Let’s start with the numbers. Why is a first term Senator pulling down almost $300,000 a year from Goldman Sachs, Lehman Brothers, Bear Stearns, Fannie Mae, Freddie Mac, AIG, Countrywide Financial, and Washington Mutual? He has not even completed his fourth year in the Senate and received a total of $1,093,329.00 from these eight companies and their employees. (all data from OpenSecrets.org). John McCain’s numbers, according to OpenSecrets.org for the period 1990-2008 (i.e., 18 years worth of data) only collected $549,584.00. In other words, Barack is receiving $273,582.25 (and 2008 is not over) per year while McCain raised a paltry $30,532.44.

Want another shocker? Barack Obama has received more from one source–Goldman Sachs $542,252.00–than McCain has from all of the companies combined. Who the hell is more beholden to lobbyists? And why does a junior Senator from Illinois rate this kind of dough?

Why are these firms and their employees showering Barack with their cash? Although the conventional wisdom wants to pin the Wall Street debacle on Republican greed, the reality is that the real estate market and the big players on Wall Street have been a Democratic game. McCain’s hands are clean when it comes to this mess. That is not spin, that is a fact. He proposed legislation back in 2006 to start addressing the abuses of Fannie Mae and Freddie Mac but the Democrats would have none of it.

Why? Here’s the explanation.

To understand you must first appreciate that the largest debt market in the United States is the mortgage market. One of the major players in the market, at least until this month, is Fannie Mae. Fannie Mae was initially established in 1938 in order to provide a secondary mortgage market. What does this mean? It would buy mortgages from one lender and sell mortgages to another. It played the role of a broker who helped make the market work.

Fannie Mae because a private company in 1968 and continued to fund mortgages by issuing mortgage backed securities (i.e., MBS). When Fannie Mae issues the MBS she is guaranteeing the investors a return on their investment and, at the same time, providing a source of funds to supply additional mortgages.

Fannie Mae was not standing on a corner selling mortgages out of a hot dog stand on the corner. She needed help on Wall Street. So, who helped her market the securities and raise the case? The “good” folks at Goldman Sachs, Lehman Brothers, and AIG, just to name the more prominent ones.

So who was in charge of Fannie Mae for 16 of the last 18 years? Let’s start with James A. Johnson (no relation). Remember him? Barack initially tabbed him to head up the Vice Presidential search team.

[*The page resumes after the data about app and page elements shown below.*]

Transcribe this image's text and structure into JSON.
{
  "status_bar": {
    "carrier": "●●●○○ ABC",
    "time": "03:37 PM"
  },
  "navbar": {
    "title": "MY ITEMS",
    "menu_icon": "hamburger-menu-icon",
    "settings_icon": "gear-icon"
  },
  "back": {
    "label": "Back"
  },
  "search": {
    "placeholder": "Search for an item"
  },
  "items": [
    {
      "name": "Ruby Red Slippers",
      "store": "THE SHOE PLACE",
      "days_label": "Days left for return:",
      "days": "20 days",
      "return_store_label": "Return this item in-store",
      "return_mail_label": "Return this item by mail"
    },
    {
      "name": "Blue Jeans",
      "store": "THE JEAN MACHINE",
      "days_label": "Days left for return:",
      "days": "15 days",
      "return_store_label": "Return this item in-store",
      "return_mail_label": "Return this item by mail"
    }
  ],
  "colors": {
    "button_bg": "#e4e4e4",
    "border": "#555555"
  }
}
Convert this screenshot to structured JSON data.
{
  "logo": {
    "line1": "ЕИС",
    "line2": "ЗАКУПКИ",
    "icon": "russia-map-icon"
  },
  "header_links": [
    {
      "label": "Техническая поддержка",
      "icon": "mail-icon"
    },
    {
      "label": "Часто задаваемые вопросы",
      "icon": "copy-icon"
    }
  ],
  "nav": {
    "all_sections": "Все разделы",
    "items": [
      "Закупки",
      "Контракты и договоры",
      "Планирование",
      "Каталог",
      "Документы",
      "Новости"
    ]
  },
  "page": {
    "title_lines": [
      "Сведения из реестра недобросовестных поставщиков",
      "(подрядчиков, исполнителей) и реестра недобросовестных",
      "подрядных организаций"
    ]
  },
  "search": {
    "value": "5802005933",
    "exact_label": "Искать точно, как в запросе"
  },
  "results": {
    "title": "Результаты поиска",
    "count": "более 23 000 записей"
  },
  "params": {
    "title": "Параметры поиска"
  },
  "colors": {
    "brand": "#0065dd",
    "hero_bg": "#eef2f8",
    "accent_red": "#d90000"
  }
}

He was Walter Mondale’s campaign manager in the 1984 fiasco and chaired the search committee for John Kerry. But he started as Vice Chairman of Fannie Mae in 1990, quickly moved up to be the CEO, and left Fannie in 1999 as Chairman of the Executive Committee.

And guess where he went? Fishing? Nope. He became one of the outside directors of
Corporate Finance for Lehman Brothers.

The roles of Goldman Sachs and Lehman Brothers are important to understand if you are to make sense of Fannie Mae’s collapse. When Johnson moved to Goldman Sachs, the main man at Fannie was Franklin D. Raines. Late in 2005 Raines resigned from Fannie Mae, accused of being in charge when the books were cooked. The scheme is fairly simple. Raines and other top executives made bonuses if they hit specific earnings targets for the securities sold by Fannie Mae. They regularly hit those targets until it was discovered by the (SEC) Securities & Exchange Commission’s top accountant Fannie misstated earnings for 3 1/2 years, leading to an estimated $9 billion restatement that will wipe out 40% of profits from 2001 to mid-2004.


Go to the link and finish off the story, but it only gets worse.

And yet, as Johnson says, we hear nothing about this from the media!